- Current Status
- In Season
- 102 minutes
- Wide Release Date
- Robert De Niro, Greg Kinnear, Rebecca Romijn, Cameron Bright, Jenny Levine, Deborah Odell
- Nick Hamm
- Dimension Films
- Mark Bomback
- Horror, Mystery and Thriller, Sci-fi and Fantasy
We gave it a C

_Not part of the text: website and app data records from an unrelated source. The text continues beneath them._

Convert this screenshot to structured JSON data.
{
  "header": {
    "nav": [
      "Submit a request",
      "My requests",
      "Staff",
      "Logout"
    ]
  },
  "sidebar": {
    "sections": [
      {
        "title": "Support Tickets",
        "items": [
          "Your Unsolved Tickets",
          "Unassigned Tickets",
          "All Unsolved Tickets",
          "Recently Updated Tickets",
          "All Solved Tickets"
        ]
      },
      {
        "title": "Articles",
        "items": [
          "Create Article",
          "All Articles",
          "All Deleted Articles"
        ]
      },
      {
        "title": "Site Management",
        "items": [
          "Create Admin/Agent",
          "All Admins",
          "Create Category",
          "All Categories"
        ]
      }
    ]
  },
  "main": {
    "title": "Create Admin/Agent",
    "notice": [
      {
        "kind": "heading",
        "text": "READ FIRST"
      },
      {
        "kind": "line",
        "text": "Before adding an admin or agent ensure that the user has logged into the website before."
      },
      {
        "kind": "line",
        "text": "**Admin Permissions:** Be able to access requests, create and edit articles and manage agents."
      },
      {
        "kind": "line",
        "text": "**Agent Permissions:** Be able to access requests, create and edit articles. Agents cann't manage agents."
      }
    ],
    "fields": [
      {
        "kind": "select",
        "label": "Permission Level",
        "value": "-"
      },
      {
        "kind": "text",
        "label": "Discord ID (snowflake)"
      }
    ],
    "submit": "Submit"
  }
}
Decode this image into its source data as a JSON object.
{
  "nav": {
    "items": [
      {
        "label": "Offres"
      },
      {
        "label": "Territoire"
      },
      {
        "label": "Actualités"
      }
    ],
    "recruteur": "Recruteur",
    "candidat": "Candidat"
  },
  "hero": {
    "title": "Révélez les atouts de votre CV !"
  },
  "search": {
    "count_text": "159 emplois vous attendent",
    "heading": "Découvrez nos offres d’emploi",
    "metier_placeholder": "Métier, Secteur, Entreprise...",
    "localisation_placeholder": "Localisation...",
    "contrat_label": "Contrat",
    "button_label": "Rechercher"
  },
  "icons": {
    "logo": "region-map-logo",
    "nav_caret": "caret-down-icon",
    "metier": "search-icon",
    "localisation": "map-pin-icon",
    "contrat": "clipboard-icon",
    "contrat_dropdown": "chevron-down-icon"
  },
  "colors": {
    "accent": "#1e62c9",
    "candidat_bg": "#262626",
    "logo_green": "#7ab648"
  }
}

In the age of Dolly the sheep, a cloning thriller isn’t quite the far-fetched cheesy proposition it might once have seemed in the demon-seed ’70s. There is now a plausible creep factor to the question of how much you is contained in your cells. Godsend, unfortunately, blows every chance for lurid psychological fun. When Paul and Jessie Duncan (Greg Kinnear and Rebecca Romijn-Stamos) lose their 8-year-son, Adam (Cameron Bright), in a car accident, they agree to let Dr. Richard Wells (Robert De Niro), head of the secretive Godsend Fertility Clinic, mastermind a cloned pregnancy from the dead boy’s DNA. The new Adam is the spitting image of the old one, but the resemblance ends there. The first Adam smiled a lot and was partial to stegosaurs and pumped athletic shoes; his clone stares sullenly and draws a crayon picture of a building on fire. He also has nightmares in which he’s menaced by what appears to be a malevolent twin. Meet the new Adam: Sensitive Omen Kid.
None of this is very compelling, since there’s virtually no personality overlap between Adam and his clone. We’re just seeing the umpteenth recycled shocker about a mystical dark child with an aura of disaster. De Niro, who tries to make Wells so bland that he’s sinister, succeeds only at the first half of that equation. Kinnear and Romijn-Stamos aren’t terrible, but when actors this sleek looking have to do this much grieving, you never quite forget that you’re watching actors. A good human-replication thriller may yet be on the horizon, but not if it clones as many bad ideas as ”Godsend” does.